- _TASK DIRECTIONS_: Write out the entries again exactly as they are given.

[Web page and app entries]
━━━━━━━━━━━━━━━━
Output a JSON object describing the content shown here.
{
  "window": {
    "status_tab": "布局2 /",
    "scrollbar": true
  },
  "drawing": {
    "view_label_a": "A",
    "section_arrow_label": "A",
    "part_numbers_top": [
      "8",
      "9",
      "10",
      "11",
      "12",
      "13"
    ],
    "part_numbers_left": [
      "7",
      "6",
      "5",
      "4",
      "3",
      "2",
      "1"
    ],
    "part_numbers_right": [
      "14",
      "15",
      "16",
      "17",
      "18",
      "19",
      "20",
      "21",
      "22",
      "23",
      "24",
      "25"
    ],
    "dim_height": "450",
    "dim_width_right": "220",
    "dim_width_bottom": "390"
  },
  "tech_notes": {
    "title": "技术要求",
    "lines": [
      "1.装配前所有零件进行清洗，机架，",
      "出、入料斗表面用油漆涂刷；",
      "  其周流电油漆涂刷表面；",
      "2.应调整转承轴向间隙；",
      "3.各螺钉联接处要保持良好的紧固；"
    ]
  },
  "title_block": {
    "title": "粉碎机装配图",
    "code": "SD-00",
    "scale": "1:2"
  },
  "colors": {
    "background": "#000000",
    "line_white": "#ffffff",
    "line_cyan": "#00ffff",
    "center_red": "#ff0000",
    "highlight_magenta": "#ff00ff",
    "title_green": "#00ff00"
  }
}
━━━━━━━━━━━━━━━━
- _SOLVED PROBLEM_:
Output a JSON object describing the content shown here.
{
  "window": {
    "status_tab": "布局2 /",
    "scrollbar": true
  },
  "drawing": {
    "view_label_a": "A",
    "section_arrow_label": "A",
    "part_numbers_top": [
      "8",
      "9",
      "10",
      "11",
      "12",
      "13"
    ],
    "part_numbers_left": [
      "7",
      "6",
      "5",
      "4",
      "3",
      "2",
      "1"
    ],
    "part_numbers_right": [
      "14",
      "15",
      "16",
      "17",
      "18",
      "19",
      "20",
      "21",
      "22",
      "23",
      "24",
      "25"
    ],
    "dim_height": "450",
    "dim_width_right": "220",
    "dim_width_bottom": "390"
  },
  "tech_notes": {
    "title": "技术要求",
    "lines": [
      "1.装配前所有零件进行清洗，机架，",
      "出、入料斗表面用油漆涂刷；",
      "  其周流电油漆涂刷表面；",
      "2.应调整转承轴向间隙；",
      "3.各螺钉联接处要保持良好的紧固；"
    ]
  },
  "title_block": {
    "title": "粉碎机装配图",
    "code": "SD-00",
    "scale": "1:2"
  },
  "colors": {
    "background": "#000000",
    "line_white": "#ffffff",
    "line_cyan": "#00ffff",
    "center_red": "#ff0000",
    "highlight_magenta": "#ff00ff",
    "title_green": "#00ff00"
  }
}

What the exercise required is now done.